$ # K, 86 {-1@+((d#\:" "),'1_,/("\\-/"1+e),'x)@\:!|/d:(|/b)+-:b:1_+\,/2#'e:{(x>0)-x<0}@-':6h$x;}


.

k){-1@+((d#\:" "),'1_,/("\\-/"1+e),'x)@\:!|/d:(|/b)+-:b:1_+\,/2#'e:{(x>0)-x<0}@-':6h$x;} "Programming Puzzles & Code Golf" o / \ r z-z o e G l / \ / \ / \ / \ / \ P o r m-m n u l s & C d f \ / \ / \ / \ / \ / \ / \ / g a i g P e \ /  Ungolfed: f:{ dir:{(x>0)-x<0}-':[*a;a:"i"$x];          //directional moves (-1, 0, 1)
chars:1_,/("\\-/"1+dir),'x;              //array of input string combined with directional indicators
depths:(|/b)+-:b:1_+\,/2#'dir;           //depth for each char, normalised to start at 0
-1@+((depths#\:" "),'chars)@\:!|/depths; //Pad each character by the calculated depths, extend each string to a uniform length and transpose
}


## Ruby, 158

Saved 6 bytes thanks to histocrat.
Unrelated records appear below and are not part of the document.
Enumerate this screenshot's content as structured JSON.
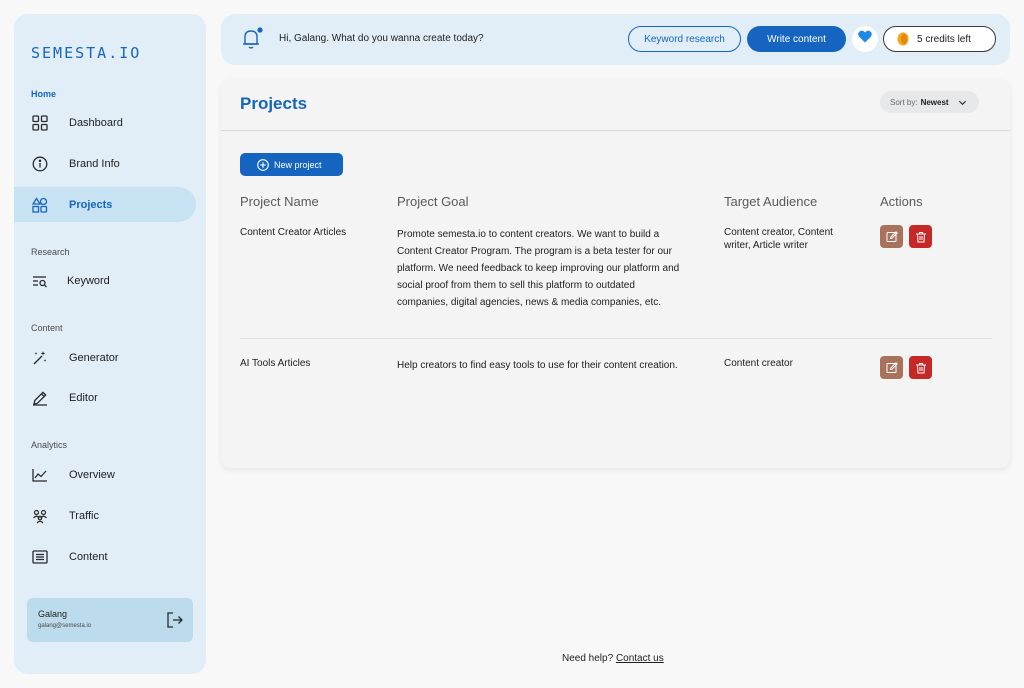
{
  "brand": {
    "logo": "SEMESTA.IO"
  },
  "sidebar": {
    "sections": {
      "home": "Home",
      "research": "Research",
      "content": "Content",
      "analytics": "Analytics"
    },
    "items": {
      "dashboard": "Dashboard",
      "brand_info": "Brand Info",
      "projects": "Projects",
      "keyword": "Keyword",
      "generator": "Generator",
      "editor": "Editor",
      "overview": "Overview",
      "traffic": "Traffic",
      "content": "Content"
    },
    "active": "projects",
    "user": {
      "name": "Galang",
      "email": "galang@semesta.io"
    }
  },
  "topbar": {
    "greeting": "Hi, Galang. What do you wanna create today?",
    "keyword_research": "Keyword research",
    "write_content": "Write content",
    "credits": "5 credits left"
  },
  "main": {
    "title": "Projects",
    "sort": {
      "label": "Sort by:",
      "value": "Newest"
    },
    "new_project": "New project",
    "columns": [
      "Project Name",
      "Project Goal",
      "Target Audience",
      "Actions"
    ],
    "rows": [
      {
        "name": "Content Creator Articles",
        "goal": "Promote semesta.io to content creators. We want to build a Content Creator Program. The program is a beta tester for our platform. We need feedback to keep improving our platform and social proof from them to sell this platform to outdated companies, digital agencies, news & media companies, etc.",
        "audience": "Content creator, Content writer, Article writer"
      },
      {
        "name": "AI Tools Articles",
        "goal": "Help creators to find easy tools to use for their content creation.",
        "audience": "Content creator"
      }
    ]
  },
  "footer": {
    "text": "Need help?",
    "link": "Contact us"
  },
  "colors": {
    "accent": "#1565c0",
    "sidebar_bg": "#e1eef8",
    "edit": "#a8735a",
    "delete": "#c62828"
  }
}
Thanks!

->s,*i{i[x=n=k=(4*m=s=~/$/).times{i<<' '*m}/2][j=0]=l=s[/./]$'.chars{|c|i[k-=d=c<=>l][j+1]=%w{- / \\}[d]
i[k-=d][j+=2]=l=c
n,x=[x,n,k].minmax}
puts i[n..x]}

• You can set i to an empty array using ->s,*i{. And if you replace s[0] with s[/./], I think you can replace s[1..-1] with \$'. Sep 4, 2015 at 17:44
• @histocrat Great! Thanks! I thought you needed parens for multi-param lambda declarations, but apparently that's only JS. Sep 4, 2015 at 18:15

## Python with Numpy: 218 bytes

It is worth it to waste 19 bytes for importing numpy.

Golfed:

from numpy import*
z=zip
r=raw_input()
s=sign(diff(map(ord,r[0]+r)))
c=cumsum(s)
p=2*(max(c)-c)+1
for L in z(*[c.rjust(i).ljust(max(p))for _ in z(z(p+s,array(list('-/\\'))[s]),z(p,r))for i,c in _][1:]):print''.join(L)


Ungolfed:

from numpy import *

letters = raw_input()
#letters = 'Programming Puzzles & Code Golf'
s = sign(diff(map(ord, letters[0] + letters)))
c = cumsum(s)
lines = array(list('-/\\'))[s]

letter_heights = 2 * (max(c) - c) + 1
line_heights = letter_heights + s

columns = [symbol.rjust(height).ljust(max(letter_heights))
for pair in zip(                    # interleave two lists of (height, symbol) pairs...
zip(line_heights,   lines),
zip(letter_heights, letters)
)
for height, symbol in pair          # ... and flatten.
][1:]                                   # leave dummy '-' out
for row in zip(*columns):
print ''.join(row)